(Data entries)
^^^^^^^^^^^^^^^^

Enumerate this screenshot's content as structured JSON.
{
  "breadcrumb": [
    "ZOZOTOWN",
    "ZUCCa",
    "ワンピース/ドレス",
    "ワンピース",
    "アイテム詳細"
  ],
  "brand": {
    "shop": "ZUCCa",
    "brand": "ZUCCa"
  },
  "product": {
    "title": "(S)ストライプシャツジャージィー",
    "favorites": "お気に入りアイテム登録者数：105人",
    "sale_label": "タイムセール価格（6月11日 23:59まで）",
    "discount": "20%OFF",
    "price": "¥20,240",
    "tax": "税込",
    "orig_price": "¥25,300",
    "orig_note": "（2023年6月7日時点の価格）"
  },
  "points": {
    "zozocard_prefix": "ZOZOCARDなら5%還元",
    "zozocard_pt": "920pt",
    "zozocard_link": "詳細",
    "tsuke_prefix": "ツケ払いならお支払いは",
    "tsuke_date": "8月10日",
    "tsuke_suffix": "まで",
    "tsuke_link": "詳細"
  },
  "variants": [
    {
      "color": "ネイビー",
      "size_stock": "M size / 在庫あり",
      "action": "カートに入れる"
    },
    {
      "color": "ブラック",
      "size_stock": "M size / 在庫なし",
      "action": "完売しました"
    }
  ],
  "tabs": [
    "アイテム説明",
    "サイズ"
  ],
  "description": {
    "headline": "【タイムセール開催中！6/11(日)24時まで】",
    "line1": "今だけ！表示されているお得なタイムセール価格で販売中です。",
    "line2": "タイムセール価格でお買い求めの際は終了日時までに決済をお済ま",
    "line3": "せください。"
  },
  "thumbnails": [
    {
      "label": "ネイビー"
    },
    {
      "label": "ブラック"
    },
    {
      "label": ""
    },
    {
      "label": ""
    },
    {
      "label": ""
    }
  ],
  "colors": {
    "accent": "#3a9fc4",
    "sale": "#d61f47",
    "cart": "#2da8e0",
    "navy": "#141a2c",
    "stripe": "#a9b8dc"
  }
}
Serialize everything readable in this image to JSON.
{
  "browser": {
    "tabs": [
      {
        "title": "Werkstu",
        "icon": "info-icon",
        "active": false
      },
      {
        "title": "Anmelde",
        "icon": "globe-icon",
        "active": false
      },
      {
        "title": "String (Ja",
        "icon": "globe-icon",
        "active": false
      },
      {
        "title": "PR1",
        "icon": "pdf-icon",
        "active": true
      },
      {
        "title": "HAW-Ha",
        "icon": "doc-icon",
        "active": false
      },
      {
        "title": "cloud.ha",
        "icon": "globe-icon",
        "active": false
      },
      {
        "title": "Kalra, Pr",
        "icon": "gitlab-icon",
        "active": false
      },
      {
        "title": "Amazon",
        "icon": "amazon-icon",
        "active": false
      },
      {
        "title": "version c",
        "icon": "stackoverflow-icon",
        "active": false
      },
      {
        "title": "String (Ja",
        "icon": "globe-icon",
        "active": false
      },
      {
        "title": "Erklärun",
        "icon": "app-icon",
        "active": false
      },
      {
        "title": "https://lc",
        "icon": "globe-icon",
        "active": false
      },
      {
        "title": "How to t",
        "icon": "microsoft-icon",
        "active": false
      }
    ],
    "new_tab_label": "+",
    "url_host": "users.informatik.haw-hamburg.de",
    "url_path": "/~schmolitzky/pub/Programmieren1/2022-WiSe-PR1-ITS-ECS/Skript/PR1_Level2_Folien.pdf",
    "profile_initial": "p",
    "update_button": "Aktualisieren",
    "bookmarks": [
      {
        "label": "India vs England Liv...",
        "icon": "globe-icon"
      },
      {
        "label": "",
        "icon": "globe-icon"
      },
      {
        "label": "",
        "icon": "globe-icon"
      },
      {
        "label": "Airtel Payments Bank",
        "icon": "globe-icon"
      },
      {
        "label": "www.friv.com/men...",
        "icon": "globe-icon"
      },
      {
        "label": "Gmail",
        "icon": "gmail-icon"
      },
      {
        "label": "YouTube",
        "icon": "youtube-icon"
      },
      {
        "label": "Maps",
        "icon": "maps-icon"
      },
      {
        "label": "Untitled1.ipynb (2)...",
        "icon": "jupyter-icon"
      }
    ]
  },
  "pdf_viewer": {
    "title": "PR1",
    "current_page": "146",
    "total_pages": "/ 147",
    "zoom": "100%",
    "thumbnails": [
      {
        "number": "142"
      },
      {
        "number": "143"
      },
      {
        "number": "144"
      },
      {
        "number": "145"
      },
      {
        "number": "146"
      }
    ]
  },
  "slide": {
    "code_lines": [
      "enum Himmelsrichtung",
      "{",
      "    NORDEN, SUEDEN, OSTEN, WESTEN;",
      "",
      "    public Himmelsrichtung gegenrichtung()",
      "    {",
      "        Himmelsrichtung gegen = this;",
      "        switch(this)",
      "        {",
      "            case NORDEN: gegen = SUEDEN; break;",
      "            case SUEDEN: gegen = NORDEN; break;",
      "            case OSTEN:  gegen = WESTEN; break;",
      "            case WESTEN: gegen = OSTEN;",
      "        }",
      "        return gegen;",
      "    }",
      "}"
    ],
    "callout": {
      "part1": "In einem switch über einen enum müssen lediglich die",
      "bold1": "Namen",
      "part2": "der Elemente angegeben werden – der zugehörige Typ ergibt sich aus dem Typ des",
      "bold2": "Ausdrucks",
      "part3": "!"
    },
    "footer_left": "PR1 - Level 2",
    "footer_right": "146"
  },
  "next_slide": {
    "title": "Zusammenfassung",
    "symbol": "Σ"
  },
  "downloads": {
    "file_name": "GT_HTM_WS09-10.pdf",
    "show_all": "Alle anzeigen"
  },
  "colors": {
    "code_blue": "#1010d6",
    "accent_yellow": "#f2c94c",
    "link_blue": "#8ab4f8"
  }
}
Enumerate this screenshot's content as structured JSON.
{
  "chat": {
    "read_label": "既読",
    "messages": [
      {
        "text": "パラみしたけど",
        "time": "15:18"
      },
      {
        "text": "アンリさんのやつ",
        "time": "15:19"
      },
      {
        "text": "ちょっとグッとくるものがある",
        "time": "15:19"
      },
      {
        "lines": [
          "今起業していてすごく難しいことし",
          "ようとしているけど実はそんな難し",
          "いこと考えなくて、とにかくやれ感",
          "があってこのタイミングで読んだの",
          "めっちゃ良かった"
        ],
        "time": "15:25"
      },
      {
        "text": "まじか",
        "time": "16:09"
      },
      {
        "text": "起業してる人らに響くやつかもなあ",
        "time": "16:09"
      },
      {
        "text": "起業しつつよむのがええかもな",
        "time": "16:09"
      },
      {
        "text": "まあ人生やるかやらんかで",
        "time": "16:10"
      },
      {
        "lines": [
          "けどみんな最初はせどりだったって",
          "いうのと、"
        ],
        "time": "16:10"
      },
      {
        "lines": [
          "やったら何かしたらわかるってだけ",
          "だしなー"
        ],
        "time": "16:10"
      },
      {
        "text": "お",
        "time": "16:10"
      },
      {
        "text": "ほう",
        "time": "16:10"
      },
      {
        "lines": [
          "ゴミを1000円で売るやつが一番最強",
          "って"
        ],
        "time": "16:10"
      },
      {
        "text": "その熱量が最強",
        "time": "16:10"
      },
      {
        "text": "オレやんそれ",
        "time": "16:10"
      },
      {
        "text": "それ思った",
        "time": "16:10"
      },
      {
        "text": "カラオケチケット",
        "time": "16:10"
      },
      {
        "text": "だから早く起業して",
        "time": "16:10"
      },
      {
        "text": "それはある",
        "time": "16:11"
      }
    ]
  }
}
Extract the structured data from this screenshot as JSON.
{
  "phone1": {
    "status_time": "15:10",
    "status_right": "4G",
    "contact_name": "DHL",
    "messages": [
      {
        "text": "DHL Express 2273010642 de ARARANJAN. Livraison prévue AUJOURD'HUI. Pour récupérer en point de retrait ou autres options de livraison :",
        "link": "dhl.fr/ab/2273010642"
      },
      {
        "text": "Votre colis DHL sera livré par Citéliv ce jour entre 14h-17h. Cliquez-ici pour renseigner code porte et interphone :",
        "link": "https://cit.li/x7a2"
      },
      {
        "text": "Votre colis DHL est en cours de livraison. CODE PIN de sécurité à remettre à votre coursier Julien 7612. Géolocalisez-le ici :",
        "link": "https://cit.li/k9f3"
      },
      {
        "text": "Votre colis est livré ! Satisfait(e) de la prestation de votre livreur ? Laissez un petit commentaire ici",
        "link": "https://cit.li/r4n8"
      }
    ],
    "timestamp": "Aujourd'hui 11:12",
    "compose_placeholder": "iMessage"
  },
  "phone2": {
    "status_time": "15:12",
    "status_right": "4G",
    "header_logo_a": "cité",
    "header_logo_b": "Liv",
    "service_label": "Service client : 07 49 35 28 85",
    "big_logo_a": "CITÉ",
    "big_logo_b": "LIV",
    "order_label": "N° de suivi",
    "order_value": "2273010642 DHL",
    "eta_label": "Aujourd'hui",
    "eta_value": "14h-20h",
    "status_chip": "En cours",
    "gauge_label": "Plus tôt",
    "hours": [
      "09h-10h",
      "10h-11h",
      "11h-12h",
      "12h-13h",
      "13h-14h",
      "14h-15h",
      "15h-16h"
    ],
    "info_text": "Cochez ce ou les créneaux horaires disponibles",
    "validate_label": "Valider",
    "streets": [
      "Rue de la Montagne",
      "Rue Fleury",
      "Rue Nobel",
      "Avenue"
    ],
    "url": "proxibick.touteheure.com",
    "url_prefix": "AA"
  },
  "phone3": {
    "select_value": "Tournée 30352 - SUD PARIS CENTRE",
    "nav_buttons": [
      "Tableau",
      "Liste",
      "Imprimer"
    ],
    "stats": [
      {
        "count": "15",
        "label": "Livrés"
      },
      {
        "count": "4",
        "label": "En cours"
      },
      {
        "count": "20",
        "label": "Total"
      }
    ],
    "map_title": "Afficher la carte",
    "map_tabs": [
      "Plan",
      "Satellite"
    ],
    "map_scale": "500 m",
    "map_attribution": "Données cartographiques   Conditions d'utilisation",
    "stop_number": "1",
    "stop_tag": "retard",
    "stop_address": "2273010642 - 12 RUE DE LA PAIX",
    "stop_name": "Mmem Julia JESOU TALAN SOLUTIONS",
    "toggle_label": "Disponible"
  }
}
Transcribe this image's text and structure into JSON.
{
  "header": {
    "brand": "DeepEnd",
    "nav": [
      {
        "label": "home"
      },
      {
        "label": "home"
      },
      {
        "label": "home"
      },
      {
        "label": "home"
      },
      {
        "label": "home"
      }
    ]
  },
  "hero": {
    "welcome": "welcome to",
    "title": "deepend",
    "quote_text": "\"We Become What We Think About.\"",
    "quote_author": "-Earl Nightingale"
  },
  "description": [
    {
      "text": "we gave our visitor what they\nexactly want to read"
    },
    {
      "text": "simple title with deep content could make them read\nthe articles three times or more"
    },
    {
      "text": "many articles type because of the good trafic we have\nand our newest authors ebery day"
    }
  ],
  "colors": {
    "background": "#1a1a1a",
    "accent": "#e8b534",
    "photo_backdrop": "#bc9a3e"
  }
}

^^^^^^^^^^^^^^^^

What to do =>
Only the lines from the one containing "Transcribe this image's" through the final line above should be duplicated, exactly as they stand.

Written solution =>
Transcribe this image's text and structure into JSON.
{
  "header": {
    "brand": "DeepEnd",
    "nav": [
      {
        "label": "home"
      },
      {
        "label": "home"
      },
      {
        "label": "home"
      },
      {
        "label": "home"
      },
      {
        "label": "home"
      }
    ]
  },
  "hero": {
    "welcome": "welcome to",
    "title": "deepend",
    "quote_text": "\"We Become What We Think About.\"",
    "quote_author": "-Earl Nightingale"
  },
  "description": [
    {
      "text": "we gave our visitor what they\nexactly want to read"
    },
    {
      "text": "simple title with deep content could make them read\nthe articles three times or more"
    },
    {
      "text": "many articles type because of the good trafic we have\nand our newest authors ebery day"
    }
  ],
  "colors": {
    "background": "#1a1a1a",
    "accent": "#e8b534",
    "photo_backdrop": "#bc9a3e"
  }
}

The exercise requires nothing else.